The Raspberry Pi microcomputer launched in 2012 with big aspirations to help get more children involved with programming and now it has been awarded with the Royal Academy of Engineering's MacRobert Prize – the top in the country.
Beating out cyber-security firm Darktrace and radiotherapy pioneer Vision RT, the Raspberry Pi team joins the likes of Microsoft's Cambridge-based Kinect motion sensor designers and the makers of the Severn Bridge.
Coming from humble beginnings in Cambridge, the Raspberry Pi Foundation has gone on to sell over 14 million devices and set up thousands of after school coding clubs around the world. The organisation has, according to award judge Dr Frances Saunders, "achieved something that mainstream multinational computer companies and leading processing chip designers not only failed to do, but failed even to spot a need for".
Speaking with the BBC prior to the ceremony, Raspberry Pi Trading CEO Eben Upton described the award as "a validation of the fact that we have built something bigger than we ever envisaged."

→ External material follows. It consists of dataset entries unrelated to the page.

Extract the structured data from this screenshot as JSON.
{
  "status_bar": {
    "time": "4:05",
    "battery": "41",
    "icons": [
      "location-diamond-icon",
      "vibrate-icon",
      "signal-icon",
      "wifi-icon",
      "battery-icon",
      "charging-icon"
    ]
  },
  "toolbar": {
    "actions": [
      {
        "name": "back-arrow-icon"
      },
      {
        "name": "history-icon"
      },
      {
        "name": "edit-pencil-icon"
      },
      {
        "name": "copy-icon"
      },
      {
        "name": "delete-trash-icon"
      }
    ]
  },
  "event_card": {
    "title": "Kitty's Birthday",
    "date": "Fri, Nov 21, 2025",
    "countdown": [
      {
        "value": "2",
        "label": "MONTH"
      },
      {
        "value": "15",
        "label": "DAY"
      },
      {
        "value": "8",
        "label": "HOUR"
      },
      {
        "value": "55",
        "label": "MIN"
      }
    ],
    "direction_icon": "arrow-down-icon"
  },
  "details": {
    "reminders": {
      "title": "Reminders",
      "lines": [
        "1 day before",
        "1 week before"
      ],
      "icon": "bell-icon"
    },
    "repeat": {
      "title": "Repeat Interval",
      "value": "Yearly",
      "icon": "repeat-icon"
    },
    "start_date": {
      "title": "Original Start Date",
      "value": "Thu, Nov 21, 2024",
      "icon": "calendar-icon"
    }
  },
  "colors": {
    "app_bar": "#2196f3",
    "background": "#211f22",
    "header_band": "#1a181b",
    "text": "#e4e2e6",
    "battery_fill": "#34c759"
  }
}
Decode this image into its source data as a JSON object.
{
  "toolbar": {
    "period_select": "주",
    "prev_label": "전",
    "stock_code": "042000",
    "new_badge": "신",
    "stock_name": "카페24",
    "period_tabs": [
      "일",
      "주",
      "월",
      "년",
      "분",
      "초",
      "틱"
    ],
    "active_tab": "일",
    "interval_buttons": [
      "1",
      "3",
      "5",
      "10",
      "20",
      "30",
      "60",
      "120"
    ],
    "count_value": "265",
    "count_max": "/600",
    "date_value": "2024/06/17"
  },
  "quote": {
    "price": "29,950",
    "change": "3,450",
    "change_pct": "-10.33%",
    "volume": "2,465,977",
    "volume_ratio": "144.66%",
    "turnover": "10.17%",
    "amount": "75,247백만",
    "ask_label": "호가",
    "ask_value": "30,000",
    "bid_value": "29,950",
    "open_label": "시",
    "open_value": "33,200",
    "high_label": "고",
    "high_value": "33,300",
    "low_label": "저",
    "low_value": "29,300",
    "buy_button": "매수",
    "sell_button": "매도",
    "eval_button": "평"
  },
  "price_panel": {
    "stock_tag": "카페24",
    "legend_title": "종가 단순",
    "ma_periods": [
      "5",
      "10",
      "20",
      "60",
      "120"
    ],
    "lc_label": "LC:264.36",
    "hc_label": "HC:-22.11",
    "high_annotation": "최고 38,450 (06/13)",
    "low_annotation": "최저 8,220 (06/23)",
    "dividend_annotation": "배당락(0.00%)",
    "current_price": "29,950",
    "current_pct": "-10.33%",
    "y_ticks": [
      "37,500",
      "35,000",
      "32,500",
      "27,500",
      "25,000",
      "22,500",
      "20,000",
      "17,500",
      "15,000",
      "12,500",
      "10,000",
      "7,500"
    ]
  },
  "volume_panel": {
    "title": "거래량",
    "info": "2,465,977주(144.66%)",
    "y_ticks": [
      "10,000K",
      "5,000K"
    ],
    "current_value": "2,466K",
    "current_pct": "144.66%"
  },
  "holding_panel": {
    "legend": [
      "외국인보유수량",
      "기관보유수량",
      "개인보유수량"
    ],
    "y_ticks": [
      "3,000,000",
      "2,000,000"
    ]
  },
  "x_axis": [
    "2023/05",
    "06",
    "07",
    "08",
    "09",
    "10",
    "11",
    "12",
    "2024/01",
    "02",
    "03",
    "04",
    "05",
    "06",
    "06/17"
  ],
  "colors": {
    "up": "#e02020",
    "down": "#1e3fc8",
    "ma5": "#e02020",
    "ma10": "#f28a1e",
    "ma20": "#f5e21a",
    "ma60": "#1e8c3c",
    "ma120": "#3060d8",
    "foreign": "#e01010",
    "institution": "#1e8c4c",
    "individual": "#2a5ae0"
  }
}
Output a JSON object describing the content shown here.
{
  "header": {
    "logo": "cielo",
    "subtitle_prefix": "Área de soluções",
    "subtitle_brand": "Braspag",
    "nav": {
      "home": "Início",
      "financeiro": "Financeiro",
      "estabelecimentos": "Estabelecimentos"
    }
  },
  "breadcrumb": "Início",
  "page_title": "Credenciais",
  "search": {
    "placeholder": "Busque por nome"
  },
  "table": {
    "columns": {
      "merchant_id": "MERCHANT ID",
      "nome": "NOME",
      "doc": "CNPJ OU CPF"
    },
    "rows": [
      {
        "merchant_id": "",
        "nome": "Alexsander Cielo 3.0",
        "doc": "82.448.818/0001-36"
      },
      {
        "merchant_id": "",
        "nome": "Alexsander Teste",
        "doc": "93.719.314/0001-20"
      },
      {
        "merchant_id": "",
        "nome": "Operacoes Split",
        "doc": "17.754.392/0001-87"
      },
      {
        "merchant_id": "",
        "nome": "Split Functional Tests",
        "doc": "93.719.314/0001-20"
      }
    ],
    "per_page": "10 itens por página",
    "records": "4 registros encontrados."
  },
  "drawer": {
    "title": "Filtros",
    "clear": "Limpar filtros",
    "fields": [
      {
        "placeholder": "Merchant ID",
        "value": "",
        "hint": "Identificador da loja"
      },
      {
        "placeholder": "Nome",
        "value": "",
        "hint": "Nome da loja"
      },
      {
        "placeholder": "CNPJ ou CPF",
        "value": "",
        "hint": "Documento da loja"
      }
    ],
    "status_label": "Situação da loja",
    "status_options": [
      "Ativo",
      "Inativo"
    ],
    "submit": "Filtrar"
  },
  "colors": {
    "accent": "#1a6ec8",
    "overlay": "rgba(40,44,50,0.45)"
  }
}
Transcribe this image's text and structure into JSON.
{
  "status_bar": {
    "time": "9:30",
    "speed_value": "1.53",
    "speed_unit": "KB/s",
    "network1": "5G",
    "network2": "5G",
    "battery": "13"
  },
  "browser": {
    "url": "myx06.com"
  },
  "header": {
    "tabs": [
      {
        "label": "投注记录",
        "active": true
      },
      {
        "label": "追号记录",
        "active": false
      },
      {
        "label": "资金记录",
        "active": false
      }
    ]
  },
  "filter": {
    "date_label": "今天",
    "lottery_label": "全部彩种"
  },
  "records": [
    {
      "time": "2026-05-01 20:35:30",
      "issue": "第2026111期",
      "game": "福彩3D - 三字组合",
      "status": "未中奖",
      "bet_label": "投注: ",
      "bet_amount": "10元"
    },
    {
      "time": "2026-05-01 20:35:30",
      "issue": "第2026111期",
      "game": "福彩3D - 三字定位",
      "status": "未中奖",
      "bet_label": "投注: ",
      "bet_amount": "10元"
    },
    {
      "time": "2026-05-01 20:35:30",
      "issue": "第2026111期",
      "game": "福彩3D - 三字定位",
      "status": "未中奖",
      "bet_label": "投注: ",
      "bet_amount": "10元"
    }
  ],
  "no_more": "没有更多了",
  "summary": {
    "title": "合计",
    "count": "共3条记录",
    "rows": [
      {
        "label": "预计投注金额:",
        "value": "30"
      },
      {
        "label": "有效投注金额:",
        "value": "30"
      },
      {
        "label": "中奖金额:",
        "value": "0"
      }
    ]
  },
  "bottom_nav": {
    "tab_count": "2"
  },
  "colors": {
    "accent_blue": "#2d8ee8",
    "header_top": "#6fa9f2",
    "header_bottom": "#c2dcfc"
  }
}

Outside of its education uses, the Raspberry Pi has found a home in the hands of modders and hackers who have designed everything from robots to games consoles off the back of the device that is now the best selling British computer in history.
And a big part of the device's success, Upton identified when he spoke with PCR earlier this month, is affordability. "The goal with Raspberry Pi was always to make a computer that cost the same as the price of a text book," he said. "It’s why we did Raspberry Pi Zero – the one we gave away on the front of a magazine in November 2015. It was the £5 computer, it’s the latte computer."
With this award under its belt, household recognition and a passionate leadership team there's no telling how far Raspberry Pi will go.